■ Action item: Take each line of the data that contains the string "Arduino" and copy it.

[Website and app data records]
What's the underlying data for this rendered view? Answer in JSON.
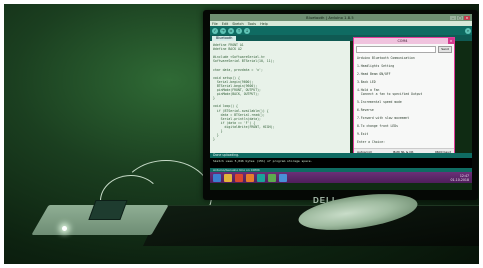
{
  "ide": {
    "window_title": "Bluetooth | Arduino 1.8.5",
    "menu": [
      "File",
      "Edit",
      "Sketch",
      "Tools",
      "Help"
    ],
    "tab_name": "Bluetooth",
    "code_lines": [
      "#define FRONT A1",
      "#define BACK A2",
      "",
      "#include <SoftwareSerial.h>",
      "SoftwareSerial BTSerial(10, 11);",
      "",
      "char data, prevdata = 'x';",
      "",
      "void setup() {",
      "  Serial.begin(9600);",
      "  BTSerial.begin(9600);",
      "  pinMode(FRONT, OUTPUT);",
      "  pinMode(BACK, OUTPUT);",
      "}",
      "",
      "void loop() {",
      "  if (BTSerial.available()) {",
      "    data = BTSerial.read();",
      "    Serial.println(data);",
      "    if (data == 'F') {",
      "      digitalWrite(FRONT, HIGH);",
      "    }",
      "  }",
      "}"
    ],
    "console_bar": "Done uploading.",
    "console_text": "Sketch uses 5,046 bytes (15%) of program storage space.",
    "status_line": "Arduino/Genuino Uno on COM4"
  },
  "serial_monitor": {
    "title": "COM4",
    "send_label": "Send",
    "lines": [
      "Arduino Bluetooth Communication",
      "",
      "1.Headlights Setting",
      "",
      "2.Head Beam ON/OFF",
      "",
      "3.Back LED",
      "",
      "4.Hold a Fan",
      "  Connect a fan to specified Output",
      "",
      "5.Incremental speed mode",
      "",
      "6.Reverse",
      "",
      "7.Forward with slow movement",
      "",
      "8.To change front LEDs",
      "",
      "9.Exit",
      "",
      "Enter a Choice:"
    ],
    "autoscroll_label": "Autoscroll",
    "line_ending": "Both NL & CR",
    "baud": "9600 baud"
  },
  "taskbar": {
    "clock_time": "12:47",
    "clock_date": "01-10-2018"
  },
  "laptop_brand": "DELL",
  "colors": {
    "ambient": "#2f6a35",
    "ide_teal": "#0f6b62",
    "serial_border": "#e23c9a",
    "taskbar": "#6b2f77"
  }
}
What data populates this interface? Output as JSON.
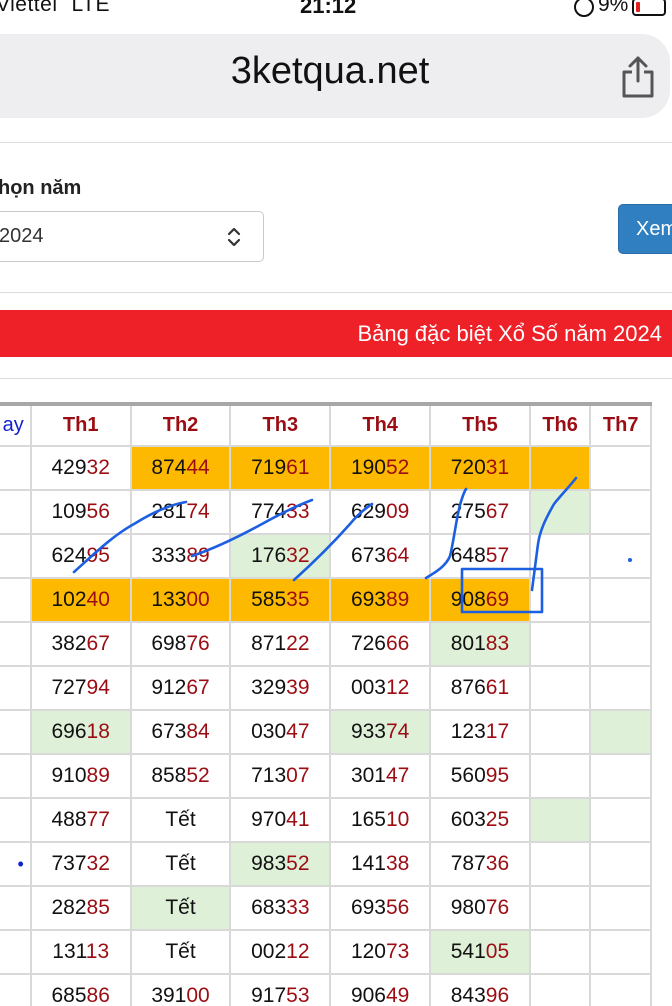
{
  "status_bar": {
    "carrier": "Viettel",
    "network": "LTE",
    "time": "21:12",
    "battery": "9%"
  },
  "browser": {
    "url": "3ketqua.net",
    "icons": {
      "share": "share-icon"
    }
  },
  "form": {
    "year_label": "họn năm",
    "year_value": "2024",
    "view_button": "Xem"
  },
  "banner": {
    "text": "Bảng đặc biệt Xổ Số năm 2024",
    "color": "#ee2128"
  },
  "table": {
    "first_header": "ay",
    "headers": [
      "Th1",
      "Th2",
      "Th3",
      "Th4",
      "Th5",
      "Th6",
      "Th7"
    ],
    "first_column_marks": [
      "",
      "",
      "",
      "",
      "",
      "",
      "",
      "",
      "",
      "•",
      "",
      "",
      ""
    ],
    "rows": [
      [
        {
          "v": "42932",
          "hl": ""
        },
        {
          "v": "87444",
          "hl": "orange"
        },
        {
          "v": "71961",
          "hl": "orange"
        },
        {
          "v": "19052",
          "hl": "orange"
        },
        {
          "v": "72031",
          "hl": "orange"
        },
        {
          "v": "",
          "hl": "orange"
        },
        {
          "v": "",
          "hl": ""
        }
      ],
      [
        {
          "v": "10956",
          "hl": ""
        },
        {
          "v": "28174",
          "hl": ""
        },
        {
          "v": "77433",
          "hl": ""
        },
        {
          "v": "62909",
          "hl": ""
        },
        {
          "v": "27567",
          "hl": ""
        },
        {
          "v": "",
          "hl": "green"
        },
        {
          "v": "",
          "hl": ""
        }
      ],
      [
        {
          "v": "62495",
          "hl": ""
        },
        {
          "v": "33389",
          "hl": ""
        },
        {
          "v": "17632",
          "hl": "green"
        },
        {
          "v": "67364",
          "hl": ""
        },
        {
          "v": "64857",
          "hl": ""
        },
        {
          "v": "",
          "hl": ""
        },
        {
          "v": "",
          "hl": ""
        }
      ],
      [
        {
          "v": "10240",
          "hl": "orange"
        },
        {
          "v": "13300",
          "hl": "orange"
        },
        {
          "v": "58535",
          "hl": "orange"
        },
        {
          "v": "69389",
          "hl": "orange"
        },
        {
          "v": "90869",
          "hl": "orange"
        },
        {
          "v": "",
          "hl": ""
        },
        {
          "v": "",
          "hl": ""
        }
      ],
      [
        {
          "v": "38267",
          "hl": ""
        },
        {
          "v": "69876",
          "hl": ""
        },
        {
          "v": "87122",
          "hl": ""
        },
        {
          "v": "72666",
          "hl": ""
        },
        {
          "v": "80183",
          "hl": "green"
        },
        {
          "v": "",
          "hl": ""
        },
        {
          "v": "",
          "hl": ""
        }
      ],
      [
        {
          "v": "72794",
          "hl": ""
        },
        {
          "v": "91267",
          "hl": ""
        },
        {
          "v": "32939",
          "hl": ""
        },
        {
          "v": "00312",
          "hl": ""
        },
        {
          "v": "87661",
          "hl": ""
        },
        {
          "v": "",
          "hl": ""
        },
        {
          "v": "",
          "hl": ""
        }
      ],
      [
        {
          "v": "69618",
          "hl": "green"
        },
        {
          "v": "67384",
          "hl": ""
        },
        {
          "v": "03047",
          "hl": ""
        },
        {
          "v": "93374",
          "hl": "green"
        },
        {
          "v": "12317",
          "hl": ""
        },
        {
          "v": "",
          "hl": ""
        },
        {
          "v": "",
          "hl": "green"
        }
      ],
      [
        {
          "v": "91089",
          "hl": ""
        },
        {
          "v": "85852",
          "hl": ""
        },
        {
          "v": "71307",
          "hl": ""
        },
        {
          "v": "30147",
          "hl": ""
        },
        {
          "v": "56095",
          "hl": ""
        },
        {
          "v": "",
          "hl": ""
        },
        {
          "v": "",
          "hl": ""
        }
      ],
      [
        {
          "v": "48877",
          "hl": ""
        },
        {
          "v": "Tết",
          "hl": ""
        },
        {
          "v": "97041",
          "hl": ""
        },
        {
          "v": "16510",
          "hl": ""
        },
        {
          "v": "60325",
          "hl": ""
        },
        {
          "v": "",
          "hl": "green"
        },
        {
          "v": "",
          "hl": ""
        }
      ],
      [
        {
          "v": "73732",
          "hl": ""
        },
        {
          "v": "Tết",
          "hl": ""
        },
        {
          "v": "98352",
          "hl": "green"
        },
        {
          "v": "14138",
          "hl": ""
        },
        {
          "v": "78736",
          "hl": ""
        },
        {
          "v": "",
          "hl": ""
        },
        {
          "v": "",
          "hl": ""
        }
      ],
      [
        {
          "v": "28285",
          "hl": ""
        },
        {
          "v": "Tết",
          "hl": "green"
        },
        {
          "v": "68333",
          "hl": ""
        },
        {
          "v": "69356",
          "hl": ""
        },
        {
          "v": "98076",
          "hl": ""
        },
        {
          "v": "",
          "hl": ""
        },
        {
          "v": "",
          "hl": ""
        }
      ],
      [
        {
          "v": "13113",
          "hl": ""
        },
        {
          "v": "Tết",
          "hl": ""
        },
        {
          "v": "00212",
          "hl": ""
        },
        {
          "v": "12073",
          "hl": ""
        },
        {
          "v": "54105",
          "hl": "green"
        },
        {
          "v": "",
          "hl": ""
        },
        {
          "v": "",
          "hl": ""
        }
      ],
      [
        {
          "v": "68586",
          "hl": ""
        },
        {
          "v": "39100",
          "hl": ""
        },
        {
          "v": "91753",
          "hl": ""
        },
        {
          "v": "90649",
          "hl": ""
        },
        {
          "v": "84396",
          "hl": ""
        },
        {
          "v": "",
          "hl": ""
        },
        {
          "v": "",
          "hl": ""
        }
      ]
    ]
  },
  "colors": {
    "highlight_orange": "#fcb900",
    "highlight_green": "#dff0d8",
    "number_tail": "#9b0d12",
    "button_blue": "#2f7fc1",
    "ink_blue": "#1c5fe0"
  }
}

■ Solved problem:
    "window_title": "Bluetooth | Arduino 1.8.5",
    "status_line": "Arduino/Genuino Uno on COM4"
      "Arduino Bluetooth Communication",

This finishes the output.